Check each line of the records below for the string "time", then state how many lines contain it, with no other output.

* **Task inputs**
----
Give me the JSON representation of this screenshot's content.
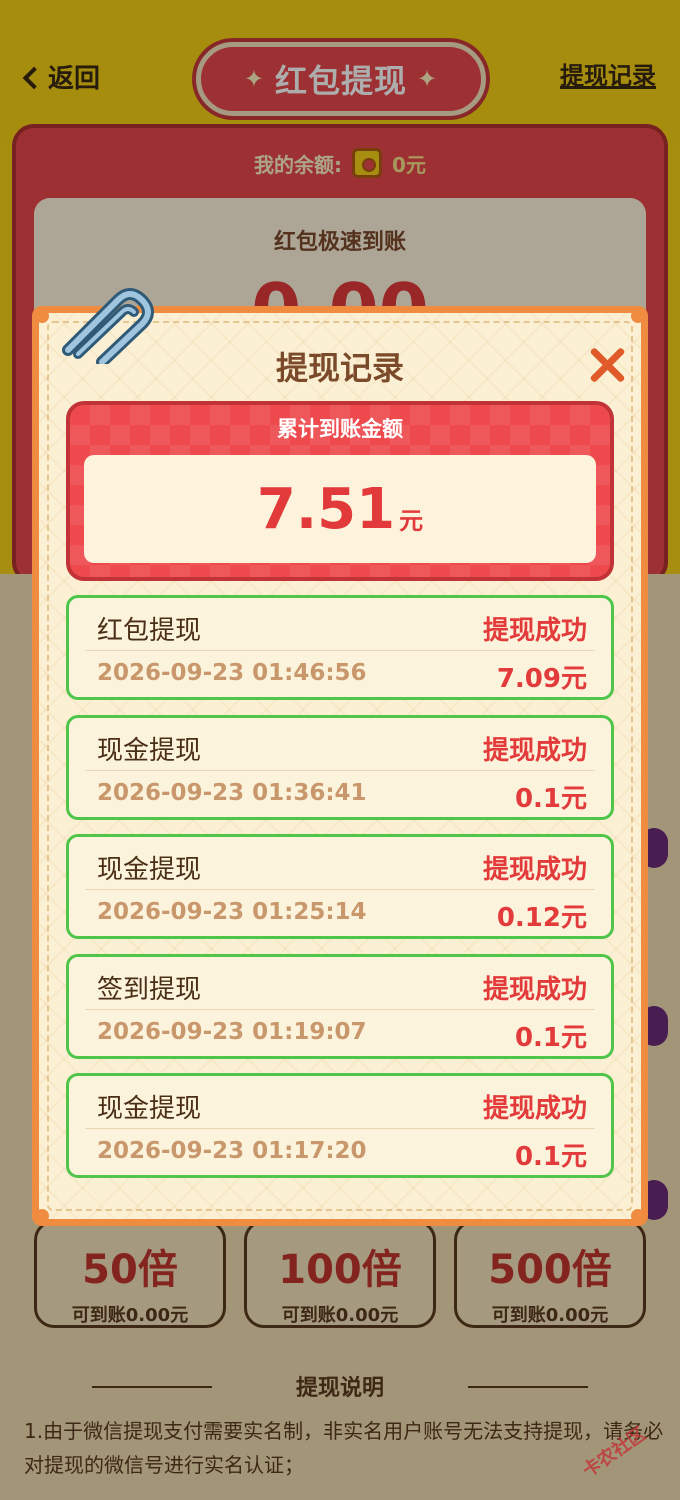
{
  "header": {
    "back_label": "返回",
    "title": "红包提现",
    "record_link": "提现记录"
  },
  "balance": {
    "label": "我的余额:",
    "value": "0元"
  },
  "main_card": {
    "subtitle": "红包极速到账",
    "amount": "0.00"
  },
  "multipliers": [
    {
      "label": "50倍",
      "sub": "可到账0.00元"
    },
    {
      "label": "100倍",
      "sub": "可到账0.00元"
    },
    {
      "label": "500倍",
      "sub": "可到账0.00元"
    }
  ],
  "explain": {
    "title": "提现说明",
    "text": "1.由于微信提现支付需要实名制，非实名用户账号无法支持提现，请务必对提现的微信号进行实名认证；"
  },
  "modal": {
    "title": "提现记录",
    "total_label": "累计到账金额",
    "total_amount": "7.51",
    "total_unit": "元",
    "records": [
      {
        "type": "红包提现",
        "status": "提现成功",
        "time": "2026-09-23 01:46:56",
        "amount": "7.09元"
      },
      {
        "type": "现金提现",
        "status": "提现成功",
        "time": "2026-09-23 01:36:41",
        "amount": "0.1元"
      },
      {
        "type": "现金提现",
        "status": "提现成功",
        "time": "2026-09-23 01:25:14",
        "amount": "0.12元"
      },
      {
        "type": "签到提现",
        "status": "提现成功",
        "time": "2026-09-23 01:19:07",
        "amount": "0.1元"
      },
      {
        "type": "现金提现",
        "status": "提现成功",
        "time": "2026-09-23 01:17:20",
        "amount": "0.1元"
      }
    ]
  },
  "watermark": "卡农社区",
  "colors": {
    "accent_red": "#e8474b",
    "success_green": "#4fc54a",
    "modal_border": "#f08c3f",
    "background_yellow": "#f5d015"
  }
}
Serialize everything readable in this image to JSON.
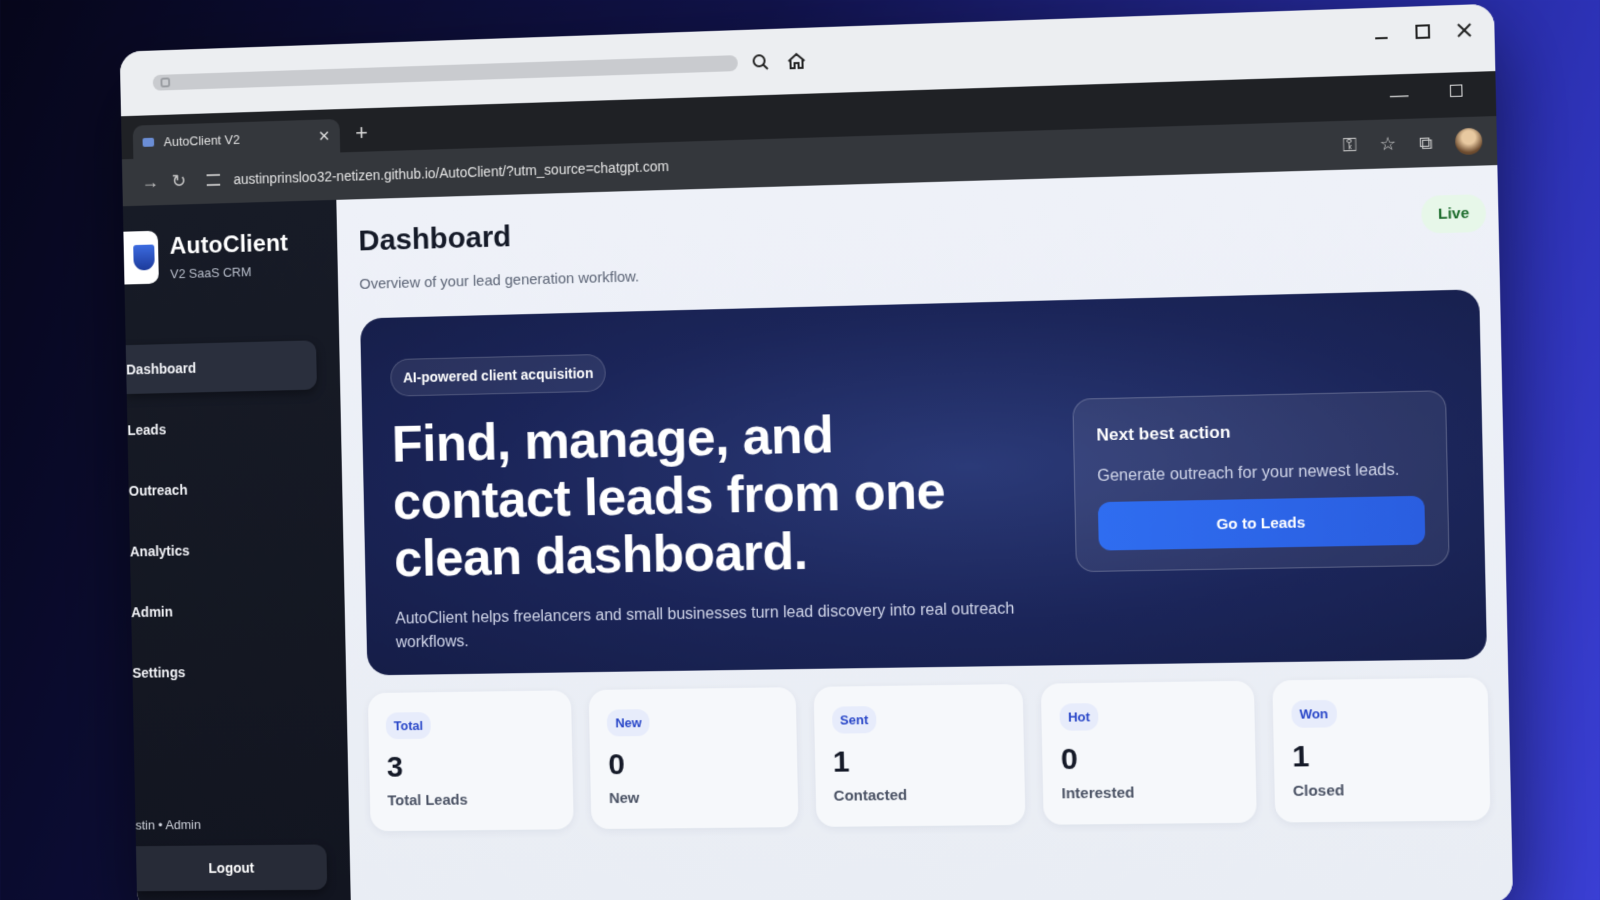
{
  "browser": {
    "tab_title": "AutoClient V2",
    "url": "austinprinsloo32-netizen.github.io/AutoClient/?utm_source=chatgpt.com"
  },
  "sidebar": {
    "brand_name": "AutoClient",
    "brand_sub": "V2 SaaS CRM",
    "items": [
      {
        "label": "Dashboard",
        "active": true
      },
      {
        "label": "Leads"
      },
      {
        "label": "Outreach"
      },
      {
        "label": "Analytics"
      },
      {
        "label": "Admin"
      },
      {
        "label": "Settings"
      }
    ],
    "user": "stin • Admin",
    "logout": "Logout"
  },
  "header": {
    "title": "Dashboard",
    "subtitle": "Overview of your lead generation workflow.",
    "status": "Live"
  },
  "hero": {
    "pill": "AI-powered client acquisition",
    "title": "Find, manage, and contact leads from one clean dashboard.",
    "description": "AutoClient helps freelancers and small businesses turn lead discovery into real outreach workflows.",
    "next_action": {
      "title": "Next best action",
      "text": "Generate outreach for your newest leads.",
      "button": "Go to Leads"
    }
  },
  "stats": [
    {
      "badge": "Total",
      "value": "3",
      "label": "Total Leads"
    },
    {
      "badge": "New",
      "value": "0",
      "label": "New"
    },
    {
      "badge": "Sent",
      "value": "1",
      "label": "Contacted"
    },
    {
      "badge": "Hot",
      "value": "0",
      "label": "Interested"
    },
    {
      "badge": "Won",
      "value": "1",
      "label": "Closed"
    }
  ],
  "colors": {
    "accent": "#2f6df0",
    "sidebar": "#171b26",
    "hero": "#1b2559",
    "live_bg": "#e7f7e9"
  }
}
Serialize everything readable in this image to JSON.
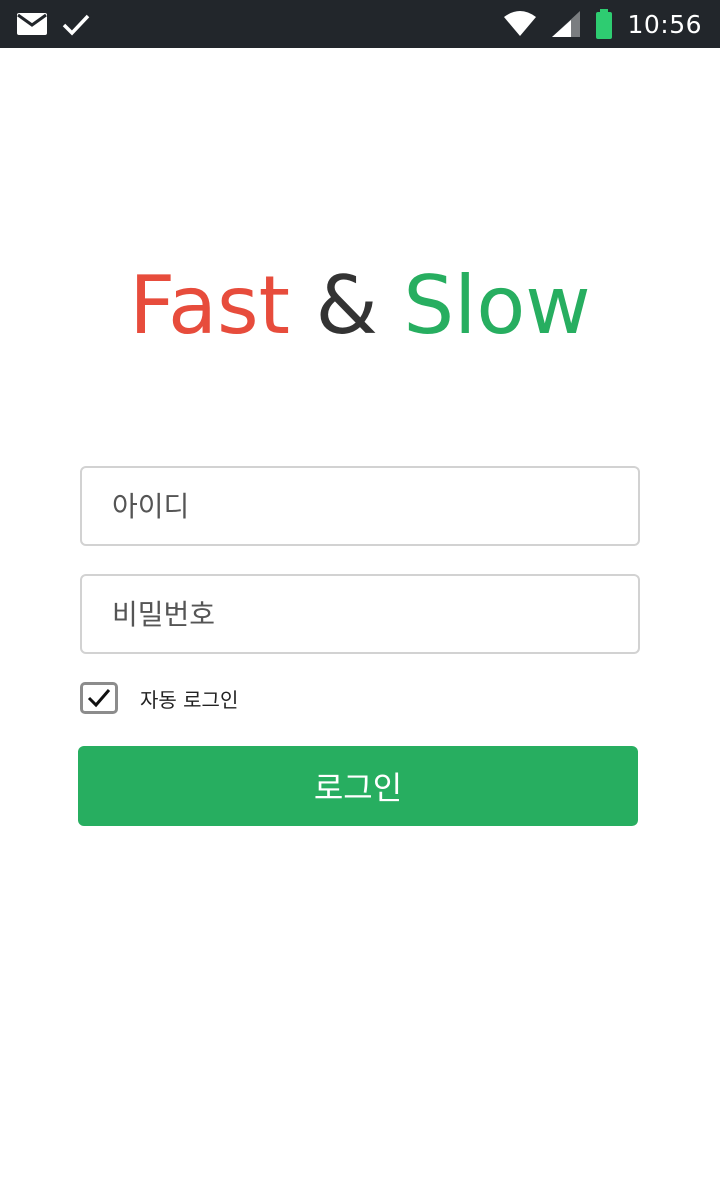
{
  "status_bar": {
    "time": "10:56",
    "left_icons": [
      "mail-icon",
      "check-icon"
    ],
    "right_icons": [
      "wifi-icon",
      "cell-signal-icon",
      "battery-icon"
    ],
    "battery_color": "#2ecc71"
  },
  "title": {
    "part1": "Fast",
    "part2": "&",
    "part3": "Slow",
    "colors": {
      "part1": "#e74c3c",
      "part2": "#333333",
      "part3": "#27ae60"
    }
  },
  "form": {
    "id_placeholder": "아이디",
    "id_value": "",
    "password_placeholder": "비밀번호",
    "password_value": "",
    "auto_login": {
      "label": "자동 로그인",
      "checked": true
    },
    "login_button": "로그인",
    "accent_color": "#27ae60"
  }
}
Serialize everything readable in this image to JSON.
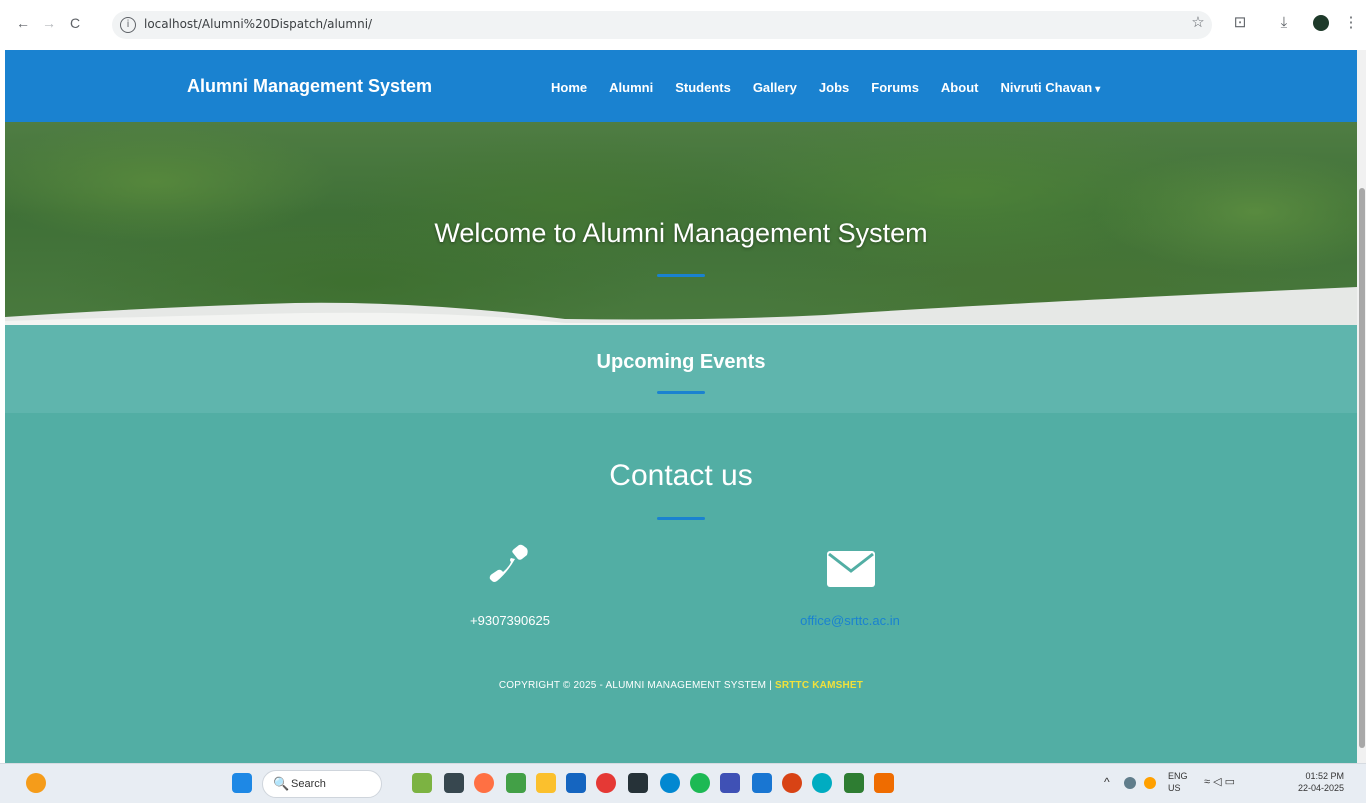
{
  "browser": {
    "url": "localhost/Alumni%20Dispatch/alumni/",
    "back": "←",
    "forward": "→",
    "reload": "C",
    "info": "i",
    "star": "☆",
    "extensions": "⊡",
    "download": "⤓",
    "menu": "⋮"
  },
  "navbar": {
    "brand": "Alumni Management System",
    "links": [
      "Home",
      "Alumni",
      "Students",
      "Gallery",
      "Jobs",
      "Forums",
      "About"
    ],
    "user": "Nivruti Chavan",
    "caret": "▾",
    "color": "#1a82d0"
  },
  "hero": {
    "title": "Welcome to Alumni Management System"
  },
  "events": {
    "title": "Upcoming Events"
  },
  "contact": {
    "title": "Contact us",
    "phone": "+9307390625",
    "email": "office@srttc.ac.in",
    "copyright_prefix": "COPYRIGHT © 2025 - ALUMNI MANAGEMENT SYSTEM | ",
    "copyright_org": "SRTTC KAMSHET"
  },
  "taskbar": {
    "search_label": "Search",
    "search_icon": "🔍",
    "lang_top": "ENG",
    "lang_bottom": "US",
    "time": "01:52 PM",
    "date": "22-04-2025"
  }
}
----
* **The completed task**
7